DATA -
·····

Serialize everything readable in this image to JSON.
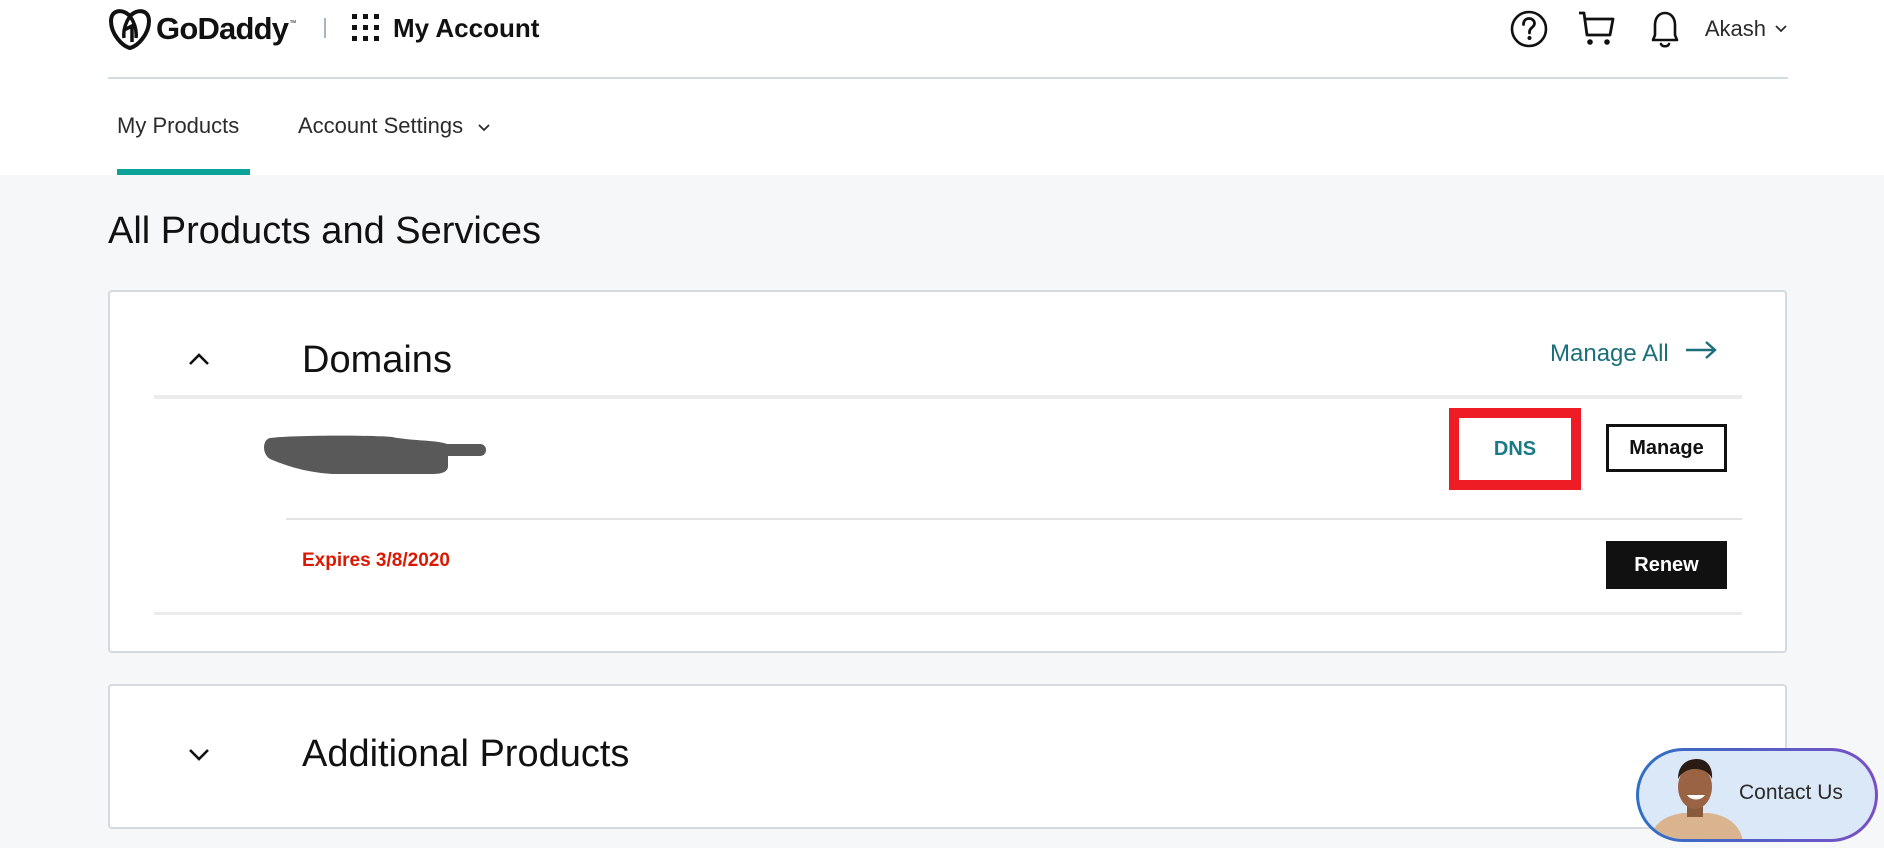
{
  "header": {
    "brand": "GoDaddy",
    "brand_tm": "™",
    "app_title": "My Account",
    "icons": [
      "help-icon",
      "cart-icon",
      "bell-icon"
    ],
    "user_name": "Akash"
  },
  "tabs": [
    {
      "label": "My Products",
      "active": true
    },
    {
      "label": "Account Settings",
      "has_dropdown": true
    }
  ],
  "page": {
    "title": "All Products and Services"
  },
  "sections": {
    "domains": {
      "title": "Domains",
      "expanded": true,
      "manage_all_label": "Manage All",
      "domain_name": "[redacted]",
      "dns_label": "DNS",
      "manage_label": "Manage",
      "expires_text": "Expires 3/8/2020",
      "renew_label": "Renew"
    },
    "additional": {
      "title": "Additional Products",
      "expanded": false
    }
  },
  "contact": {
    "label": "Contact Us"
  },
  "colors": {
    "accent_teal": "#09a39a",
    "link_teal": "#1b6f79",
    "expire_red": "#db1802",
    "highlight_red": "#ee1c25",
    "page_bg": "#f5f7f8"
  }
}
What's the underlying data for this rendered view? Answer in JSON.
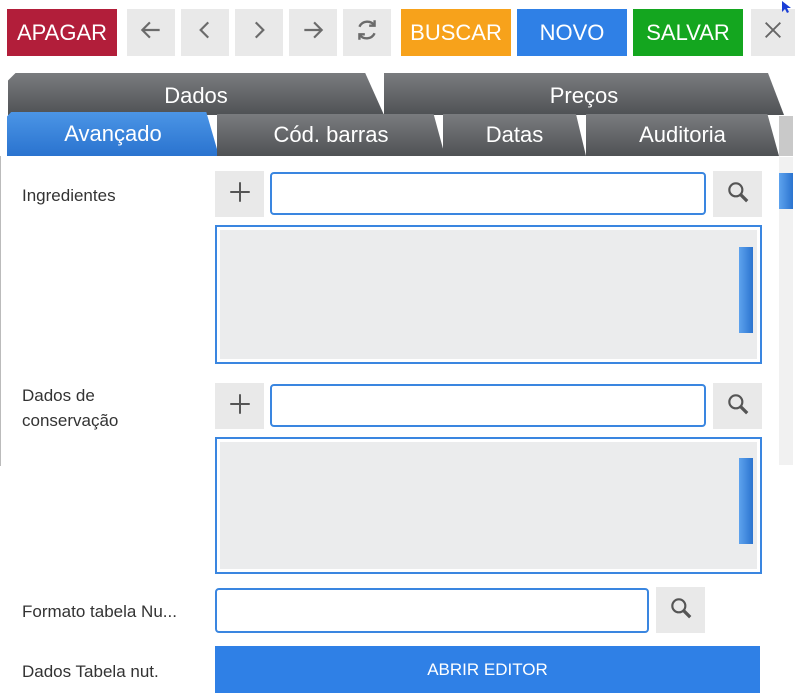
{
  "toolbar": {
    "delete_label": "APAGAR",
    "search_label": "BUSCAR",
    "new_label": "NOVO",
    "save_label": "SALVAR",
    "nav_icons": [
      "arrow-left-icon",
      "chevron-left-icon",
      "chevron-right-icon",
      "arrow-right-icon",
      "refresh-icon",
      "close-icon"
    ]
  },
  "tabs_top": [
    {
      "label": "Dados"
    },
    {
      "label": "Preços"
    }
  ],
  "tabs_sub": [
    {
      "label": "Avançado",
      "active": true
    },
    {
      "label": "Cód. barras"
    },
    {
      "label": "Datas"
    },
    {
      "label": "Auditoria"
    }
  ],
  "fields": {
    "ingredients_label": "Ingredientes",
    "ingredients_value": "",
    "conservation_label": "Dados de\nconservação",
    "conservation_value": "",
    "nutrition_format_label": "Formato tabela Nu...",
    "nutrition_format_value": "",
    "nutrition_data_label": "Dados Tabela nut.",
    "open_editor_label": "ABRIR EDITOR"
  },
  "colors": {
    "delete": "#b21e3a",
    "search": "#f7a21b",
    "new": "#2f80e6",
    "save": "#14a61f",
    "accent": "#3a86e0"
  }
}
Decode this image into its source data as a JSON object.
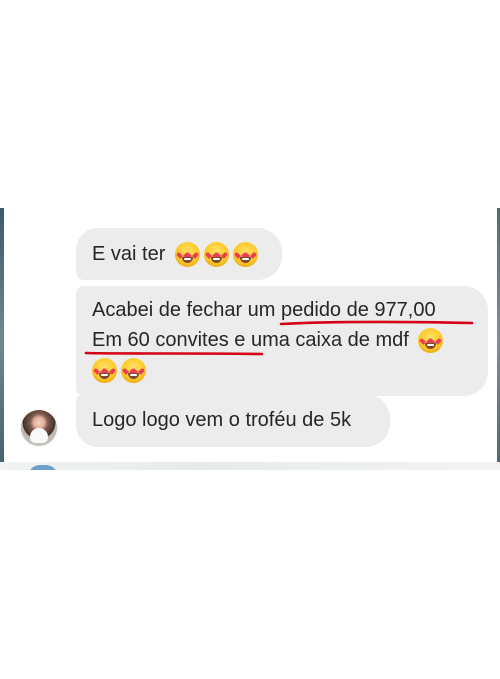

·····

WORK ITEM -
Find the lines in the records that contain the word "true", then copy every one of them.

RESPONSE BOX -
      "active": true
      "has_dropdown": true
      "expanded": true,
      "active": true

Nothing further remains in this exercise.